Formed more than 2,000 years ago, the Chandeleur Island chain has a colorful past – both geologically and in terms of human use. The shifting sands of these barrier islands in the northern Gulf of Mexico buffer the mainland of Louisiana and Mississippi against storm surge. They are a prized habitat for birds and aquatic animals and comprise the United States’ second-oldest national wildlife refuge. For more than a century, the Chandeleurs have been a favored destination for scientists, naturalists and anglers.
Sea Grant education presentations made during the 2009 Louisiana Science Teachers Association Conference.
Grand Isle Diaries
Grand Isle is Louisiana’s only inhabited barrier island. As an early home to the pirate Jean Lafitte, the island has long maintained a sentimental and romantic place in the history of the Pelican State. Yet beyond the historical romance, Grand Isle serves as a literal buffer to the destructive hurricane forces for many inland communities such as Houma and New Orleans. The island is also the place of rest for migrating song birds headed north from Latin America in the spring. Taken together then, Grand Isle holds tremendous historical, environmental and cultural importance to Louisiana and the U.S.
“I Am Louisiana Sea Grant”
||Watch the Video (Available on YouTube)
(2.53MB Windows Media Video file, 37 seconds)
Sea Gant employs the talents of a diverse number of people to support its mission of outreach, education and research. In the following video and audio interviews, Louisiana Sea Grant personnel and researchers discuss their backgrounds and how they help make a difference.
||Robert Ray – Artist
(3.70MB MP3 audio file)
||Melissa Daigle – Lawyer
(2.54MB MP3 audio file)
||Jack Losso – Food Scientist
(3.93MB MP3 audio file)
||John Supan – Shellfish Researcher
(3.27MB MP3 audio file)
||Thu Bui – Fisheries Extension Agent
(4.38MB MP3 audio file)
Bycatch Reduction Devices
Louisiana Fisher Ray Brandhurst and Sea Grant Fisheries Agent Rusty Gaudé explain Bycatch Reduction Devices (BRDs).
Louisiana Fisher Lance Nacio explains deck freezer system
Lance Nacio, owner of Anna Marie Seafood shows his innovative

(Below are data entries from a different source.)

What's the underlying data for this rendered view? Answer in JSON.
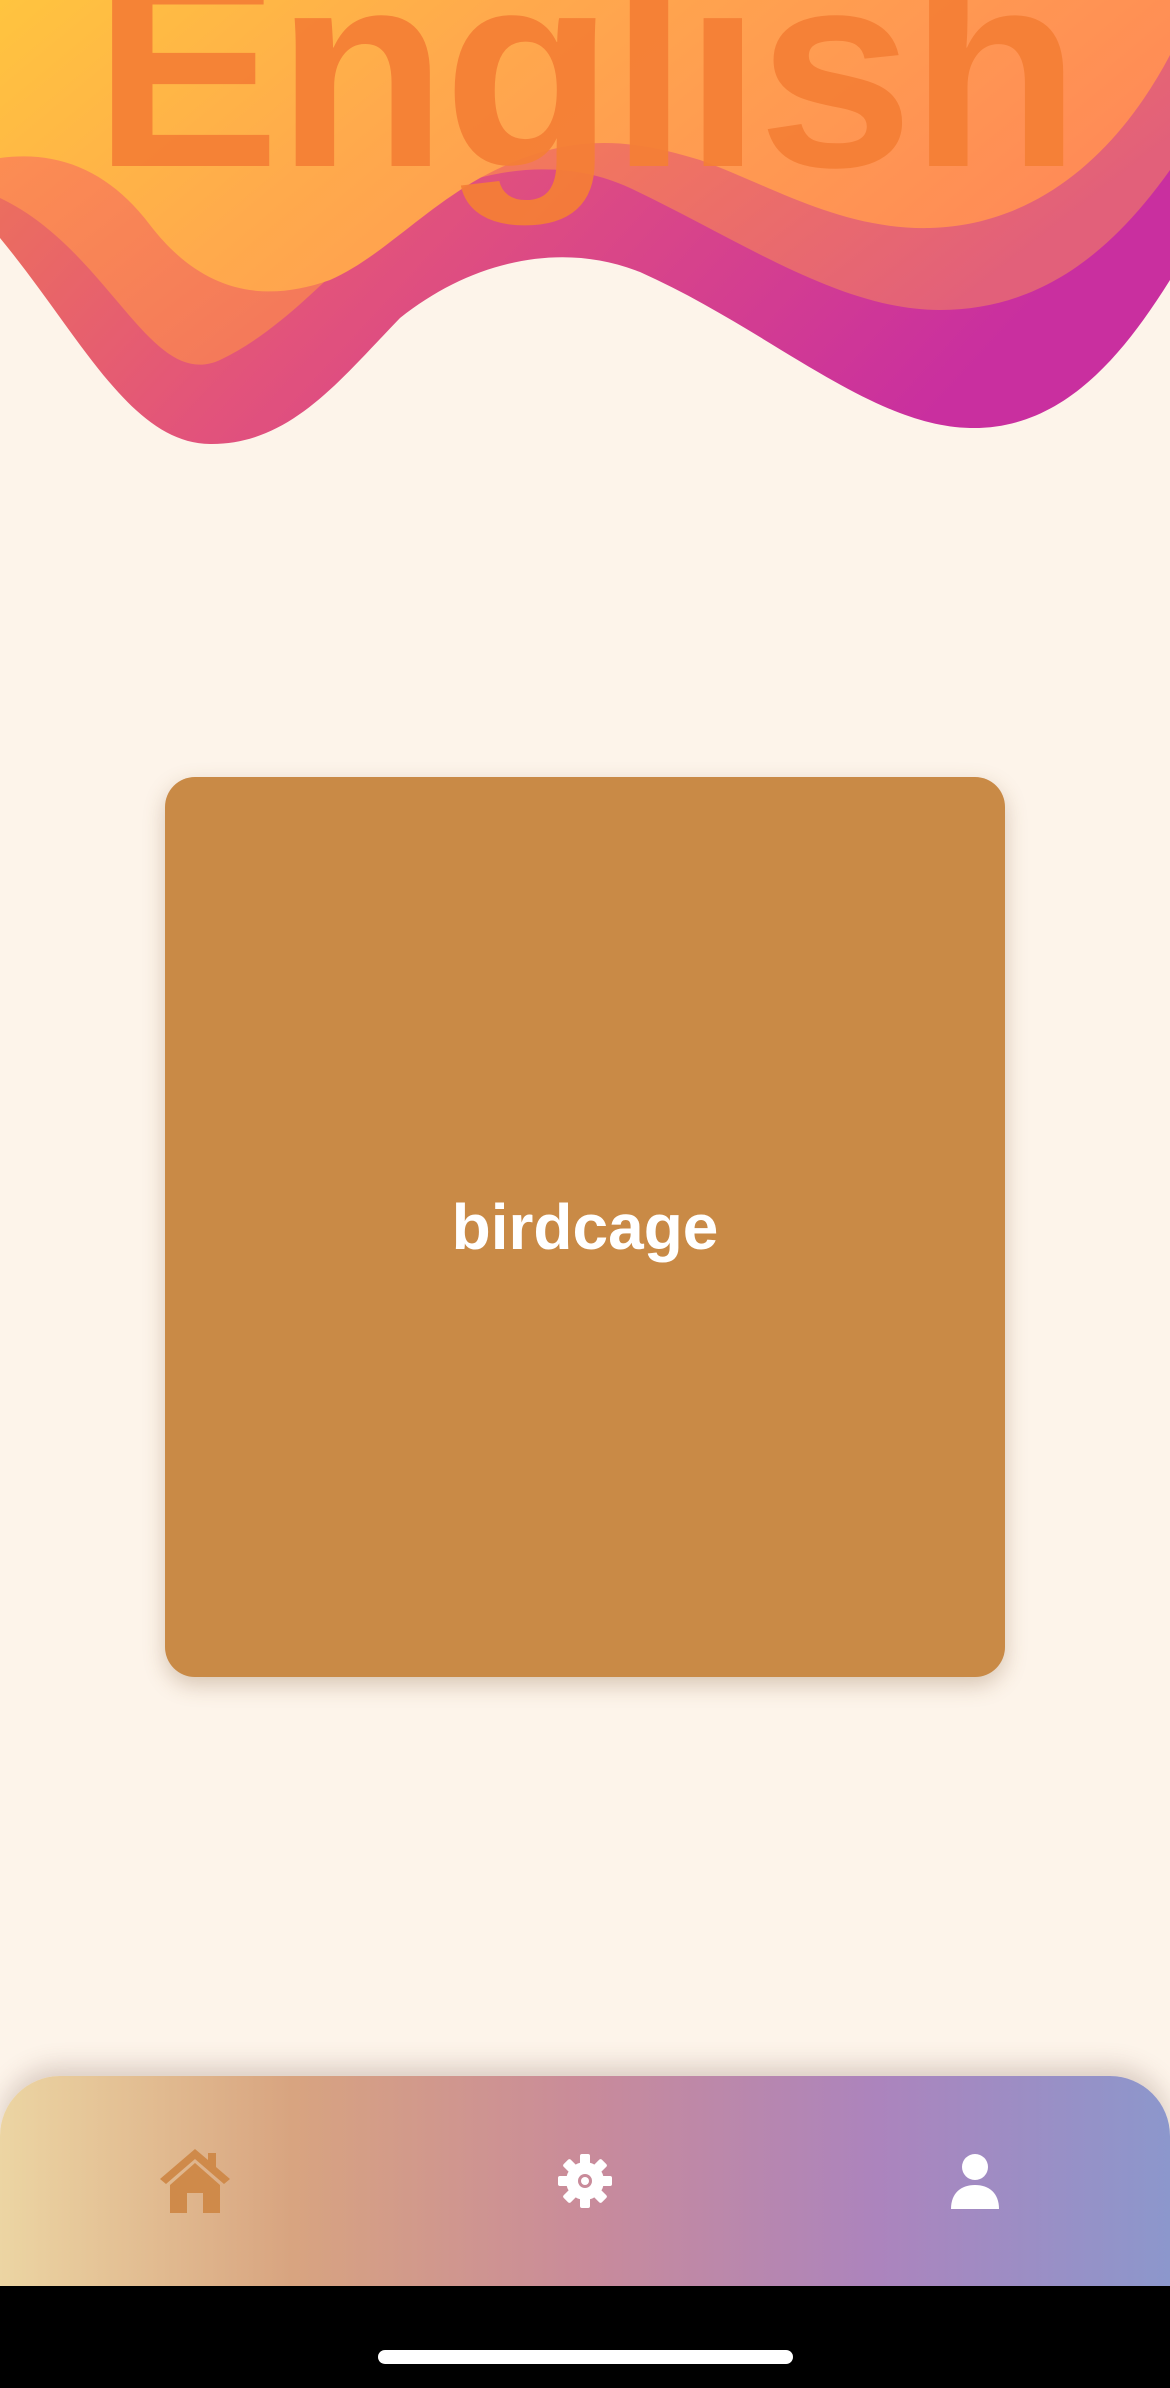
{
  "header": {
    "title": "English"
  },
  "flashcard": {
    "word": "birdcage"
  },
  "tab_bar": {
    "tabs": [
      {
        "id": "home",
        "icon": "home-icon",
        "active": true
      },
      {
        "id": "settings",
        "icon": "gear-icon",
        "active": false
      },
      {
        "id": "profile",
        "icon": "person-icon",
        "active": false
      }
    ]
  },
  "colors": {
    "background": "#fdf4ea",
    "card": "#c98a46",
    "title": "#f57f35",
    "wave_orange": "#ffa44a",
    "wave_pink": "#e0527a",
    "wave_magenta": "#c92f9e",
    "tab_active": "#cf8a4a",
    "tab_inactive": "#ffffff"
  }
}
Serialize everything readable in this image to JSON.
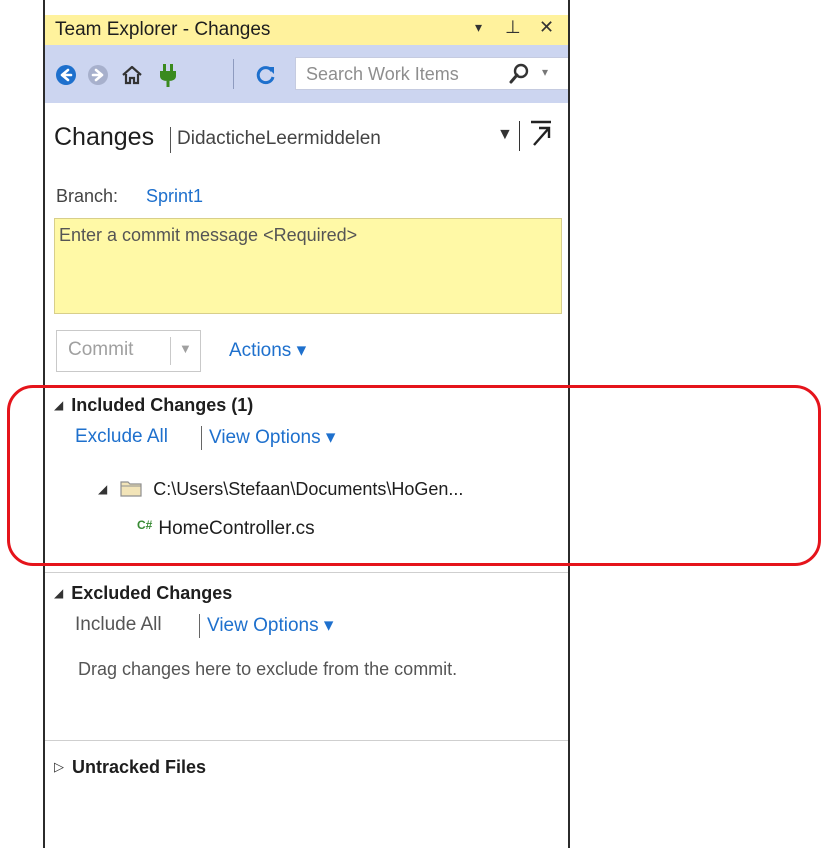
{
  "window": {
    "title": "Team Explorer - Changes",
    "controls": [
      "▾",
      "⊥",
      "✕"
    ]
  },
  "toolbar": {
    "search_placeholder": "Search Work Items"
  },
  "header": {
    "title": "Changes",
    "subtitle": "DidacticheLeermiddelen"
  },
  "branch": {
    "label": "Branch:",
    "name": "Sprint1"
  },
  "commit": {
    "placeholder": "Enter a commit message <Required>",
    "button_label": "Commit",
    "actions_label": "Actions ▾"
  },
  "included": {
    "title": "Included Changes (1)",
    "exclude_all": "Exclude All",
    "view_options": "View Options ▾",
    "folder_path": "C:\\Users\\Stefaan\\Documents\\HoGen...",
    "file_badge": "C#",
    "file_name": "HomeController.cs"
  },
  "excluded": {
    "title": "Excluded Changes",
    "include_all": "Include All",
    "view_options": "View Options ▾",
    "hint": "Drag changes here to exclude from the commit."
  },
  "untracked": {
    "title": "Untracked Files"
  },
  "colors": {
    "title_bar": "#fff29d",
    "toolbar": "#ccd5f0",
    "link": "#1e70cd",
    "commit_box": "#fff9a6",
    "highlight": "#e5141b"
  }
}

flash freezer system that allows him to immediately freeze (and
without chemicals) the wild-caught shrimp he sells to consumers,
stores and restaurants.
caught shrimp and tailnets — Louisiana Fisher Lance Nacio
talks about the importance of buying wild caught, local shrimp.
He also discusses the technology used to reduce by-catch.
Impact of Hurricanes
video presents a hurricane mapping activity designed to show the
geographic reach of Hurricanes Katrina and Rita. The three and
a half minute video shows how the relative area affected by the
two hurricanes could impact other parts of the country if they
were struck by a similar natural disaster.
Recovery in a Post-Disaster Environment
From the moment
Hurricanes Katrina and Rita cleared, Louisiana Sea Grant personnel
have been involved in recovery efforts that will continue for
many more years. In those early days following the storms, Sea
Grant had to redefine its role in a significantly altered coastal
zone landscape. This 17-minute film examines Louisiana Sea Grant’s
large- and small-scale recovery efforts.
Sea Grant's Rapid Response:
Accelerated Recovery in a Post-Disaster Environment
By Rod E.
Emmer, Ph.D., Michael Liffmann and Lisa C. Schiavinato, J.D.
Storms: A Louisiana Sea Grant Response
August 29, 2005, Hurricane Katrina devastated southeast Louisiana.
Only a few weeks later on September 24, 2005, Hurricane Rita caused
similar destruction on the state's southwest coast.
following the storms, south Louisiana still struggles with recovery.
chronicles the professional response and personal stories of three
Marine Extension agents living and working in the areas affected
by the storms.
Oral History of Louisiana Sea Grant
in 1968, Louisiana Sea Grant has played a significant role in
coastal stewardship in the state. Two men who guided Louisiana
Sea Grant for nearly 40 years are Dr. Jack Van Lopik, LSG’s
first executive director who retired in 2005, and Ron Becker,
associate executive director who has been with the program since
1970. In the accompanying audio files, they recall the founding
of the program and its early years.
Jack Van Lopik
MP3 audio file)
MP3 audio file)